Another example of this phenomenon is Robert F. Kennedy Jr., noted anti-vaxxer and conspiracist, who is running for the Democratic party nomination for president. He has suggested before that the covid-19 virus was engineered, something that has become an act of faith in the anti-vaccine movement. But that is old now and at a recent event he upped the stakes, suggesting (formulating it with the usual escape clause that “there is an argument”) that it was designed to differentially harm Caucasians and Black people and avoid harming Ashkenazi Jews and Chinese people.

Here’s what he said …

“COVID-19. There is an argument that it is ethnically targeted. COVID-19 attacks certain races disproportionately … COVID-19 is targeted to attack Caucasians and Black people. The people who are most immune are Ashkenazi Jews and Chinese … We don’t know whether it was deliberately targeted or not but there are papers out there that show the racial or ethnic differential and impact.”

If you’re interested you can see the video here.

Here’s the video.

That claim is preposterous on its face. Creating a virus in the lab is not easy. Designing it to target or avoid specific ethnic groups would be incredibly difficult, bordering on the impossible. But once you have gone into conspiratorial thinking, stretching the boundaries becomes easy to do. In a sense, this is a backhanded compliment to science, that people are so impressed with its achievements that they assign abilities to scientists that few would claim for themselves.


  1. sonofrojblake says

    Almost, but not quite, entirely offtopic: if you can, by one means or another, view the two seasons available of the UK TV Channel 4 series “Utopia”, please do so. It is extremely good, and very individual in its style, visually and musically. One plot point concerns an ethnically targetted virus, so this is a fictional concept that’s been doing the rounds for some time -- I’m not surprised a dolt like Kennedy would run with it.

  2. xohjoh2n says

    In a sense, this is a backhanded compliment to science, that people are so impressed with its achievements that they assign abilities to scientists that few would claim for themselves.

    No, they see science/scientific discoveries as falling into one of two camps:
    1. Made up bullshit that is of no use to anyone but is part of the conspiracy to steal their hard-earned tax dollars and hand it over to liberal elites who do nothing useful for society.
    2. Obvious trivia, hell they could have come up with that themselves if it wasn’t for the conspiracy keeping them down, stealing their tax dollars etc.

  3. Pierce R. Butler says

    The rabbits are trying to lure us into their holes! Get too close, they’ll sneak up behind you and push you in!

    Monty Python warned us!!1!

  4. says

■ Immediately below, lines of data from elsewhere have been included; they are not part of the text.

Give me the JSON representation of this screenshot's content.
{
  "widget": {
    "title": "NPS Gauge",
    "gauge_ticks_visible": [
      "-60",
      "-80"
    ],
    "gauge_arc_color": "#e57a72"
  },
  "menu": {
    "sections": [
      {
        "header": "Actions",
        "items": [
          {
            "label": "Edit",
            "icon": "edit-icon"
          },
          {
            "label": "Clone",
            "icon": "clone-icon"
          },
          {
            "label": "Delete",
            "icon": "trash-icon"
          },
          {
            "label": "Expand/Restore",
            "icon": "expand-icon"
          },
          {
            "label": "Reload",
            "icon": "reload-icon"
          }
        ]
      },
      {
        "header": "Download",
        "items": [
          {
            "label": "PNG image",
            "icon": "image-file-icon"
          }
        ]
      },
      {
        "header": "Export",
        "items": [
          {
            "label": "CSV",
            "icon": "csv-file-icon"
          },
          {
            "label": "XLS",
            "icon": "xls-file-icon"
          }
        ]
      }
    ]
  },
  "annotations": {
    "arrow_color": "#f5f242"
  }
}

    Apparently we have targeted viruses, injectable mind control chips, clones, and a vast array of technologies to hide the flat Earth from the people. But we can’t get high speed internet to rural homes.

  5. SailorStar says

    @4: not can’t--won’t. There’s not enough profit for those corporations to run high speed out to the rural areas. The same thing happened with electricity back in the early-to-mid part of the 1900s. The president had to get involved and force the telephone company to run phone lines out. The same people cursing the “gub’mint” and “WARRRRSHin’ton” that was bettering their lives. Not much changes, huh?

  6. says

    Matt G: The plaintiff here appears to be a right-wing Fox-watching idiot, but he is in the right on this issue, and deserves to get every penny he can from Fox.

Leave a Reply

Your email address will not be published. Required fields are marked *